[Records from a dataset]
○ ○ ○ ○ ○

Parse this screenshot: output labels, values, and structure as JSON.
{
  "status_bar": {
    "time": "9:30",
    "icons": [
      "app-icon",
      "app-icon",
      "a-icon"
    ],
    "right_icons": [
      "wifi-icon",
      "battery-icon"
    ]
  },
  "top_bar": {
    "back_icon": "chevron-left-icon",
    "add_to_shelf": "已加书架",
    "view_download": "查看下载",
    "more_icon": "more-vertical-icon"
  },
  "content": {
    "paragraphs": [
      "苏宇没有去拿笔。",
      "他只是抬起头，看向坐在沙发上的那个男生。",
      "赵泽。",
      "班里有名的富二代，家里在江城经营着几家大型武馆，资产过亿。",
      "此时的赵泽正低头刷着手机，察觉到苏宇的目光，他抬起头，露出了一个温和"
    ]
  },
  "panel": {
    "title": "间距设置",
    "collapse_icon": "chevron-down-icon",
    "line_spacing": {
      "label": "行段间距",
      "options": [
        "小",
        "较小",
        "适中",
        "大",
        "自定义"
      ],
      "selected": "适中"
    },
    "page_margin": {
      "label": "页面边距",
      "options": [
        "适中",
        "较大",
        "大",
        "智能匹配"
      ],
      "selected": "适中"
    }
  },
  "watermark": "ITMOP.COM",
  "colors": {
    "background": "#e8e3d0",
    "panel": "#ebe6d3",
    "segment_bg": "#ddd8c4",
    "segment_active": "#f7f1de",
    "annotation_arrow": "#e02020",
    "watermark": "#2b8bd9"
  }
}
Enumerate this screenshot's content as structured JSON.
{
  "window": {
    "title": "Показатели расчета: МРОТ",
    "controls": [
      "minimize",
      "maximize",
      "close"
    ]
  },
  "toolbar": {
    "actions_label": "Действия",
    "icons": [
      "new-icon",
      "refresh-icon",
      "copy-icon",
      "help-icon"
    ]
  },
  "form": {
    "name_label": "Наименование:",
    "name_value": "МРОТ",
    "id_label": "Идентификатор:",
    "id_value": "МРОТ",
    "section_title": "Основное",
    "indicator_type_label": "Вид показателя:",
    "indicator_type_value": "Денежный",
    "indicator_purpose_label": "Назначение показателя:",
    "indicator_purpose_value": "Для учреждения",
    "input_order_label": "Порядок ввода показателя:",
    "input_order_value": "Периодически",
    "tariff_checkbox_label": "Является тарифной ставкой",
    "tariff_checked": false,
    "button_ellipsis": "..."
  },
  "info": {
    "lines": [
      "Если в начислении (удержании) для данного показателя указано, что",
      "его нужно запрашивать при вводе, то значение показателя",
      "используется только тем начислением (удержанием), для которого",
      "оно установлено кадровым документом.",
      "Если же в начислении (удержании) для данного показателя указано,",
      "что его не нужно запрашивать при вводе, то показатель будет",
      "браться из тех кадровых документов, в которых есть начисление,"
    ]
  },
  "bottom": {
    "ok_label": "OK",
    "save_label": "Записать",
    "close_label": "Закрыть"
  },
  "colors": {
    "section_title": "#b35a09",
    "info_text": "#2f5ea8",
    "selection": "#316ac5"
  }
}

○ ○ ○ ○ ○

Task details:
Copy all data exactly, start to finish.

Result:
Parse this screenshot: output labels, values, and structure as JSON.
{
  "status_bar": {
    "time": "9:30",
    "icons": [
      "app-icon",
      "app-icon",
      "a-icon"
    ],
    "right_icons": [
      "wifi-icon",
      "battery-icon"
    ]
  },
  "top_bar": {
    "back_icon": "chevron-left-icon",
    "add_to_shelf": "已加书架",
    "view_download": "查看下载",
    "more_icon": "more-vertical-icon"
  },
  "content": {
    "paragraphs": [
      "苏宇没有去拿笔。",
      "他只是抬起头，看向坐在沙发上的那个男生。",
      "赵泽。",
      "班里有名的富二代，家里在江城经营着几家大型武馆，资产过亿。",
      "此时的赵泽正低头刷着手机，察觉到苏宇的目光，他抬起头，露出了一个温和"
    ]
  },
  "panel": {
    "title": "间距设置",
    "collapse_icon": "chevron-down-icon",
    "line_spacing": {
      "label": "行段间距",
      "options": [
        "小",
        "较小",
        "适中",
        "大",
        "自定义"
      ],
      "selected": "适中"
    },
    "page_margin": {
      "label": "页面边距",
      "options": [
        "适中",
        "较大",
        "大",
        "智能匹配"
      ],
      "selected": "适中"
    }
  },
  "watermark": "ITMOP.COM",
  "colors": {
    "background": "#e8e3d0",
    "panel": "#ebe6d3",
    "segment_bg": "#ddd8c4",
    "segment_active": "#f7f1de",
    "annotation_arrow": "#e02020",
    "watermark": "#2b8bd9"
  }
}
Enumerate this screenshot's content as structured JSON.
{
  "window": {
    "title": "Показатели расчета: МРОТ",
    "controls": [
      "minimize",
      "maximize",
      "close"
    ]
  },
  "toolbar": {
    "actions_label": "Действия",
    "icons": [
      "new-icon",
      "refresh-icon",
      "copy-icon",
      "help-icon"
    ]
  },
  "form": {
    "name_label": "Наименование:",
    "name_value": "МРОТ",
    "id_label": "Идентификатор:",
    "id_value": "МРОТ",
    "section_title": "Основное",
    "indicator_type_label": "Вид показателя:",
    "indicator_type_value": "Денежный",
    "indicator_purpose_label": "Назначение показателя:",
    "indicator_purpose_value": "Для учреждения",
    "input_order_label": "Порядок ввода показателя:",
    "input_order_value": "Периодически",
    "tariff_checkbox_label": "Является тарифной ставкой",
    "tariff_checked": false,
    "button_ellipsis": "..."
  },
  "info": {
    "lines": [
      "Если в начислении (удержании) для данного показателя указано, что",
      "его нужно запрашивать при вводе, то значение показателя",
      "используется только тем начислением (удержанием), для которого",
      "оно установлено кадровым документом.",
      "Если же в начислении (удержании) для данного показателя указано,",
      "что его не нужно запрашивать при вводе, то показатель будет",
      "браться из тех кадровых документов, в которых есть начисление,"
    ]
  },
  "bottom": {
    "ok_label": "OK",
    "save_label": "Записать",
    "close_label": "Закрыть"
  },
  "colors": {
    "section_title": "#b35a09",
    "info_text": "#2f5ea8",
    "selection": "#316ac5"
  }
}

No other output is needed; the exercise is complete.